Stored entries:
· · ·

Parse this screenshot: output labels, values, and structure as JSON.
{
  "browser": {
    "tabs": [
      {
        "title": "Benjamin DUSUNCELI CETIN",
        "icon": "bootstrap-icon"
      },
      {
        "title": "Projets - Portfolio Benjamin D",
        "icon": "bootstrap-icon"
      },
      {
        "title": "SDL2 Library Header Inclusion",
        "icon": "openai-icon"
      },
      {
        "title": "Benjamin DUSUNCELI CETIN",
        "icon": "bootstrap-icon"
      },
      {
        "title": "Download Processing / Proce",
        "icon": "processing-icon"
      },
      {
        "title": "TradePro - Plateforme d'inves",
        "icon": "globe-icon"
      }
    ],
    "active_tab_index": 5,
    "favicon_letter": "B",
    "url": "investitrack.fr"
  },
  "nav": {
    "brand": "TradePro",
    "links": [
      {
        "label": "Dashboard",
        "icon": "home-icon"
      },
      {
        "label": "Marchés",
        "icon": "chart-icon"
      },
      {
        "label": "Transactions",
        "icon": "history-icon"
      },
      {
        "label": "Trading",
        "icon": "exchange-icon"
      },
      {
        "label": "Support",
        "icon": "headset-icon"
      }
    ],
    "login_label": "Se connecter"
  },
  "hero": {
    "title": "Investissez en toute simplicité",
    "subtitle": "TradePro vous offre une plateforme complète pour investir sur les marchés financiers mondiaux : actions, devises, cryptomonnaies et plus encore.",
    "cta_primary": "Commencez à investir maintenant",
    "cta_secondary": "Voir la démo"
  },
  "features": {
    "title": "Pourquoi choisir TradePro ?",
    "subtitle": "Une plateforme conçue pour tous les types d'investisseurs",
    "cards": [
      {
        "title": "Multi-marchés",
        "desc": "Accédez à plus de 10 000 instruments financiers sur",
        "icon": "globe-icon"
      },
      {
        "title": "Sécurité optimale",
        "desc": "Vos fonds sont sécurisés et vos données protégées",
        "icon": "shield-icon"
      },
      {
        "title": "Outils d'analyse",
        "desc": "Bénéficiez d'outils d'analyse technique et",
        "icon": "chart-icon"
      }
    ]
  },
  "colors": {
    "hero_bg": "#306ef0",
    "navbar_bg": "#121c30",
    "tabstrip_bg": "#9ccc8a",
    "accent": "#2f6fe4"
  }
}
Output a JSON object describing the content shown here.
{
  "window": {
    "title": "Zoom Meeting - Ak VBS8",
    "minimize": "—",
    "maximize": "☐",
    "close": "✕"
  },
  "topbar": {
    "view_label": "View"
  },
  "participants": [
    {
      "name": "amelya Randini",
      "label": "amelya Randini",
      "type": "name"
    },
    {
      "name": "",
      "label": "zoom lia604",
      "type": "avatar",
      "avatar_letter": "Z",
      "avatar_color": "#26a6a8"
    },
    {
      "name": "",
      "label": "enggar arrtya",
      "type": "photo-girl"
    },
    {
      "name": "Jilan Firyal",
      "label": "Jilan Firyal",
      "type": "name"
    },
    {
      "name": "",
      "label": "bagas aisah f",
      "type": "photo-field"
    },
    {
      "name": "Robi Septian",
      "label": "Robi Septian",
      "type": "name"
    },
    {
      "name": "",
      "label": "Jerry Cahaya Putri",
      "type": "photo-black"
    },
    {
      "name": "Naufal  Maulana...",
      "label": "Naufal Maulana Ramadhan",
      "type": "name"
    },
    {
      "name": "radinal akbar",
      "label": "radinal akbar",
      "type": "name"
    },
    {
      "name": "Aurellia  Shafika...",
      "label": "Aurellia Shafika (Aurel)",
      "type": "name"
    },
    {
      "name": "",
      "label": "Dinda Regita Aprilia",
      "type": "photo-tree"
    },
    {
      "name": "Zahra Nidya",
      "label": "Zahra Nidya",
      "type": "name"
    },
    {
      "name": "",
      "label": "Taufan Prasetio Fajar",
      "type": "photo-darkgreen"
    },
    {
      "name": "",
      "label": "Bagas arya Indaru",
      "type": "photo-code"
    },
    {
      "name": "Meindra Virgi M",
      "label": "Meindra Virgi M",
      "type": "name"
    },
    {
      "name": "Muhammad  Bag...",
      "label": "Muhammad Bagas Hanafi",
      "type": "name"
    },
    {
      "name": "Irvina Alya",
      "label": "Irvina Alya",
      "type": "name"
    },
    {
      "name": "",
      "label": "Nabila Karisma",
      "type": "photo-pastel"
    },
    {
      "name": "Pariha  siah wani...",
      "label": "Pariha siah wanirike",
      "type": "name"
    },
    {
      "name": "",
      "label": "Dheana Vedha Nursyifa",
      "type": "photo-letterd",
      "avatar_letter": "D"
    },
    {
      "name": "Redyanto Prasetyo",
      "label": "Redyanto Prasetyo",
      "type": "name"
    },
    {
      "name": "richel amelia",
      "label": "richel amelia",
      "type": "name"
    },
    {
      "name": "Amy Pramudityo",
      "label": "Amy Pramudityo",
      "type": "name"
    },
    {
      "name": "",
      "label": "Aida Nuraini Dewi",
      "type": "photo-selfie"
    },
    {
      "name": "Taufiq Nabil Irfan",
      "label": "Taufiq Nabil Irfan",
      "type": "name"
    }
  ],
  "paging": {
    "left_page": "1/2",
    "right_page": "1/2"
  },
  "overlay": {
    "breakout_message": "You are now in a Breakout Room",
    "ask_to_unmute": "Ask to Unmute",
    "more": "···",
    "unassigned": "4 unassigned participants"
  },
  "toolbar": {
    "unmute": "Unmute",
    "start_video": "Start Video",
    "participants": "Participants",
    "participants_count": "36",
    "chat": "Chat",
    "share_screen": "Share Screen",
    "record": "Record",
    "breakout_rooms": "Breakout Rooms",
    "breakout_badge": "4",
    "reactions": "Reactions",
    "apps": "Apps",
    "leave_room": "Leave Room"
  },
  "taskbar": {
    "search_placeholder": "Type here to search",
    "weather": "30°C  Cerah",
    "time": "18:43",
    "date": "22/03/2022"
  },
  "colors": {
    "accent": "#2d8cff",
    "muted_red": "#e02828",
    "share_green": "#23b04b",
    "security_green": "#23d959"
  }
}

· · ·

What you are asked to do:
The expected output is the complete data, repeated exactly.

Response to the task:
Parse this screenshot: output labels, values, and structure as JSON.
{
  "browser": {
    "tabs": [
      {
        "title": "Benjamin DUSUNCELI CETIN",
        "icon": "bootstrap-icon"
      },
      {
        "title": "Projets - Portfolio Benjamin D",
        "icon": "bootstrap-icon"
      },
      {
        "title": "SDL2 Library Header Inclusion",
        "icon": "openai-icon"
      },
      {
        "title": "Benjamin DUSUNCELI CETIN",
        "icon": "bootstrap-icon"
      },
      {
        "title": "Download Processing / Proce",
        "icon": "processing-icon"
      },
      {
        "title": "TradePro - Plateforme d'inves",
        "icon": "globe-icon"
      }
    ],
    "active_tab_index": 5,
    "favicon_letter": "B",
    "url": "investitrack.fr"
  },
  "nav": {
    "brand": "TradePro",
    "links": [
      {
        "label": "Dashboard",
        "icon": "home-icon"
      },
      {
        "label": "Marchés",
        "icon": "chart-icon"
      },
      {
        "label": "Transactions",
        "icon": "history-icon"
      },
      {
        "label": "Trading",
        "icon": "exchange-icon"
      },
      {
        "label": "Support",
        "icon": "headset-icon"
      }
    ],
    "login_label": "Se connecter"
  },
  "hero": {
    "title": "Investissez en toute simplicité",
    "subtitle": "TradePro vous offre une plateforme complète pour investir sur les marchés financiers mondiaux : actions, devises, cryptomonnaies et plus encore.",
    "cta_primary": "Commencez à investir maintenant",
    "cta_secondary": "Voir la démo"
  },
  "features": {
    "title": "Pourquoi choisir TradePro ?",
    "subtitle": "Une plateforme conçue pour tous les types d'investisseurs",
    "cards": [
      {
        "title": "Multi-marchés",
        "desc": "Accédez à plus de 10 000 instruments financiers sur",
        "icon": "globe-icon"
      },
      {
        "title": "Sécurité optimale",
        "desc": "Vos fonds sont sécurisés et vos données protégées",
        "icon": "shield-icon"
      },
      {
        "title": "Outils d'analyse",
        "desc": "Bénéficiez d'outils d'analyse technique et",
        "icon": "chart-icon"
      }
    ]
  },
  "colors": {
    "hero_bg": "#306ef0",
    "navbar_bg": "#121c30",
    "tabstrip_bg": "#9ccc8a",
    "accent": "#2f6fe4"
  }
}
Output a JSON object describing the content shown here.
{
  "window": {
    "title": "Zoom Meeting - Ak VBS8",
    "minimize": "—",
    "maximize": "☐",
    "close": "✕"
  },
  "topbar": {
    "view_label": "View"
  },
  "participants": [
    {
      "name": "amelya Randini",
      "label": "amelya Randini",
      "type": "name"
    },
    {
      "name": "",
      "label": "zoom lia604",
      "type": "avatar",
      "avatar_letter": "Z",
      "avatar_color": "#26a6a8"
    },
    {
      "name": "",
      "label": "enggar arrtya",
      "type": "photo-girl"
    },
    {
      "name": "Jilan Firyal",
      "label": "Jilan Firyal",
      "type": "name"
    },
    {
      "name": "",
      "label": "bagas aisah f",
      "type": "photo-field"
    },
    {
      "name": "Robi Septian",
      "label": "Robi Septian",
      "type": "name"
    },
    {
      "name": "",
      "label": "Jerry Cahaya Putri",
      "type": "photo-black"
    },
    {
      "name": "Naufal  Maulana...",
      "label": "Naufal Maulana Ramadhan",
      "type": "name"
    },
    {
      "name": "radinal akbar",
      "label": "radinal akbar",
      "type": "name"
    },
    {
      "name": "Aurellia  Shafika...",
      "label": "Aurellia Shafika (Aurel)",
      "type": "name"
    },
    {
      "name": "",
      "label": "Dinda Regita Aprilia",
      "type": "photo-tree"
    },
    {
      "name": "Zahra Nidya",
      "label": "Zahra Nidya",
      "type": "name"
    },
    {
      "name": "",
      "label": "Taufan Prasetio Fajar",
      "type": "photo-darkgreen"
    },
    {
      "name": "",
      "label": "Bagas arya Indaru",
      "type": "photo-code"
    },
    {
      "name": "Meindra Virgi M",
      "label": "Meindra Virgi M",
      "type": "name"
    },
    {
      "name": "Muhammad  Bag...",
      "label": "Muhammad Bagas Hanafi",
      "type": "name"
    },
    {
      "name": "Irvina Alya",
      "label": "Irvina Alya",
      "type": "name"
    },
    {
      "name": "",
      "label": "Nabila Karisma",
      "type": "photo-pastel"
    },
    {
      "name": "Pariha  siah wani...",
      "label": "Pariha siah wanirike",
      "type": "name"
    },
    {
      "name": "",
      "label": "Dheana Vedha Nursyifa",
      "type": "photo-letterd",
      "avatar_letter": "D"
    },
    {
      "name": "Redyanto Prasetyo",
      "label": "Redyanto Prasetyo",
      "type": "name"
    },
    {
      "name": "richel amelia",
      "label": "richel amelia",
      "type": "name"
    },
    {
      "name": "Amy Pramudityo",
      "label": "Amy Pramudityo",
      "type": "name"
    },
    {
      "name": "",
      "label": "Aida Nuraini Dewi",
      "type": "photo-selfie"
    },
    {
      "name": "Taufiq Nabil Irfan",
      "label": "Taufiq Nabil Irfan",
      "type": "name"
    }
  ],
  "paging": {
    "left_page": "1/2",
    "right_page": "1/2"
  },
  "overlay": {
    "breakout_message": "You are now in a Breakout Room",
    "ask_to_unmute": "Ask to Unmute",
    "more": "···",
    "unassigned": "4 unassigned participants"
  },
  "toolbar": {
    "unmute": "Unmute",
    "start_video": "Start Video",
    "participants": "Participants",
    "participants_count": "36",
    "chat": "Chat",
    "share_screen": "Share Screen",
    "record": "Record",
    "breakout_rooms": "Breakout Rooms",
    "breakout_badge": "4",
    "reactions": "Reactions",
    "apps": "Apps",
    "leave_room": "Leave Room"
  },
  "taskbar": {
    "search_placeholder": "Type here to search",
    "weather": "30°C  Cerah",
    "time": "18:43",
    "date": "22/03/2022"
  },
  "colors": {
    "accent": "#2d8cff",
    "muted_red": "#e02828",
    "share_green": "#23b04b",
    "security_green": "#23d959"
  }
}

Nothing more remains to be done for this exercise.